Russia's Jewish Autonomous Oblast (Russian: Евре́йская автоно́мная о́бласть, eev-RAY-skuh-yuh ahf-tah-NOHM-nuh-yuh OH-blust') is a region in the Russian Far East, which borders Amur Oblast to the west, Khabarovsk Krai to the north, and China to the south. Along with Israel, the Jewish Autonomous Oblast is one of two Jewish regions in the world.
- 1 Birobidzhan - The Jewish Oblast's sole city and principal destination
- 2 Kuldur - hot springs resort
- 3 Obluchye
Although it's one of the two Jewish regions (the other being Israel) in the world, Jews comprise less than 1% of the total population and it is Russia's sole autonomous oblast. During the USSR, Joseph Stalin established the province in an attempt to boost the overall population in the Far East, counter Zionism (as it was ideologically inconsistent with the political beliefs of the Soviets), and create a place where Jewish culture and the Yiddish language could grow and flourish.

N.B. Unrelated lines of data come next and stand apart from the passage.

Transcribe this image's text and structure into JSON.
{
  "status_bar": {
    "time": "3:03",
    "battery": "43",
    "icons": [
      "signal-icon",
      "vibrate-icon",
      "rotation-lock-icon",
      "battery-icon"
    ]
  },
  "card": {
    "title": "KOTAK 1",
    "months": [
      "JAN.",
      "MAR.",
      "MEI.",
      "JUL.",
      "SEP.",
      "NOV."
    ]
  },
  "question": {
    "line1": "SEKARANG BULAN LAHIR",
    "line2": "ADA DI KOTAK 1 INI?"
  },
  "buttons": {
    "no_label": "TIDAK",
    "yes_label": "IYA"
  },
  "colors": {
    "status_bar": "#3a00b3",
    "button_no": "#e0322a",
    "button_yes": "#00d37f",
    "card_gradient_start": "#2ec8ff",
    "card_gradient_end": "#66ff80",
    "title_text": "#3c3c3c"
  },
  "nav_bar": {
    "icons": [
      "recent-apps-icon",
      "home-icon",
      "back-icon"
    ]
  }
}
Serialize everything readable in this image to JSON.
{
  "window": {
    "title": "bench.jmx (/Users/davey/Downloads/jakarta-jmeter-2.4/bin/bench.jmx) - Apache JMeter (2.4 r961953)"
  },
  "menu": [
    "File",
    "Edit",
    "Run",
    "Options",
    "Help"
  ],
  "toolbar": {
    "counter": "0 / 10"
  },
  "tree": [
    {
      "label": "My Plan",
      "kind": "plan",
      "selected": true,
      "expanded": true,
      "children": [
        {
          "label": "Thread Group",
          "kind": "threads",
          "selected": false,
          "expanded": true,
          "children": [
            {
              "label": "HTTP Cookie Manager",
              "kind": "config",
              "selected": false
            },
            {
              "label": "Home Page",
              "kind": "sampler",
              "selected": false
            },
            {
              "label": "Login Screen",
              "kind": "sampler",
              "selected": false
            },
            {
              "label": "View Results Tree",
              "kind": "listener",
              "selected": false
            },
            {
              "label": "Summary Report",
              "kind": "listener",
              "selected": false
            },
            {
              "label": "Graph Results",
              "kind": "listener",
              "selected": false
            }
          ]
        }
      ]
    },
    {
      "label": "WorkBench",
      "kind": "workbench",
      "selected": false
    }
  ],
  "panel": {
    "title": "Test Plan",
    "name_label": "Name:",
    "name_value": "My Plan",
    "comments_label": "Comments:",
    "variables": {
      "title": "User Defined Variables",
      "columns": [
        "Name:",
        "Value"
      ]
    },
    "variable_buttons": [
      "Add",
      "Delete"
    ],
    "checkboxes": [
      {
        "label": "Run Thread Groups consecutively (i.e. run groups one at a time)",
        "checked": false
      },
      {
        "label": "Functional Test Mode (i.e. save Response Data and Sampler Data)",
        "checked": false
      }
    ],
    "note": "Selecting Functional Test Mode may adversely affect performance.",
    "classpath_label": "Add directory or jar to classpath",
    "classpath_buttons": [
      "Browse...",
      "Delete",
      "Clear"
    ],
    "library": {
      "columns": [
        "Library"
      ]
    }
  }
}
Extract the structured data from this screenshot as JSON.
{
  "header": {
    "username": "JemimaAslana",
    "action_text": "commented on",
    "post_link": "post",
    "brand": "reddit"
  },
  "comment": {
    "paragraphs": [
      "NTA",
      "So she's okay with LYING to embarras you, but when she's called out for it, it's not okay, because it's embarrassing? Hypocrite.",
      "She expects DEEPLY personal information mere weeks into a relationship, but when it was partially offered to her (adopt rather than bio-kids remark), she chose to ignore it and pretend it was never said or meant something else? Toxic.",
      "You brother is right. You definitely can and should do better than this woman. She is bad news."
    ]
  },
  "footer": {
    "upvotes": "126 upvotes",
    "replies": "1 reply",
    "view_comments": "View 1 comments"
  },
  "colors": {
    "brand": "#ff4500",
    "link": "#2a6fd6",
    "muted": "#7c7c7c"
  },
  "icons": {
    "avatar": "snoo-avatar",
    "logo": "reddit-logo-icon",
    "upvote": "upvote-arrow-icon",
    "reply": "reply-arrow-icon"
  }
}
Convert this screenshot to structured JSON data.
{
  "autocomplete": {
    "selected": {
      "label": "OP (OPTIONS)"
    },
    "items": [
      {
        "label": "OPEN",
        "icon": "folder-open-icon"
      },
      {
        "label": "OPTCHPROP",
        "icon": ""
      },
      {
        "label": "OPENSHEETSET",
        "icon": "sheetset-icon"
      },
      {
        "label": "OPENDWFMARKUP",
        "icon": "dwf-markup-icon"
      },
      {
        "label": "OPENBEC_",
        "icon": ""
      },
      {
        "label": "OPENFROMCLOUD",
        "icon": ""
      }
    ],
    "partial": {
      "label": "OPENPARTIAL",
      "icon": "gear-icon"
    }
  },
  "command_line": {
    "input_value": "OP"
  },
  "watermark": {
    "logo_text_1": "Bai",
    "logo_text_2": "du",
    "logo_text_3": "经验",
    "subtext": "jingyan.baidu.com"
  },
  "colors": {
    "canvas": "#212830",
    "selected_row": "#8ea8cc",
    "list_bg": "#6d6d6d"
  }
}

However, the Jewish Autonomous Oblast is a project that failed to ever really take off, and this can still be felt to this day. Many of the region's Jewish residents have since emigrated to other places (particularly Israel) in search of a better life.
Despite this all, many of the region's residents and the Jewish community of Russia routinely oppose attempts to partition it and/or merge it with a neighbouring region.
Potential visitors should definitely try to get a hold of the documentary film released in 2002, L'Chayim, Comrade Stalin, about the history and modern times of the Jewish autonomous Oblast.
Although Yiddish is taught widely, you're unlikely to encounter it unless you visit a synagogue, listen to Yiddish ratio, read a Yiddish newspaper, or study in one of the region's schools/universities. The older generation is typically more proficient in Yiddish than their juniors.
Ethnic Russians constitute 90% of the population, which means that Russian is more useful than Yiddish.
As in the rest of Russia, English is not widely spoken, which is why you will most likely be spoken to in Russian and/or Yiddish.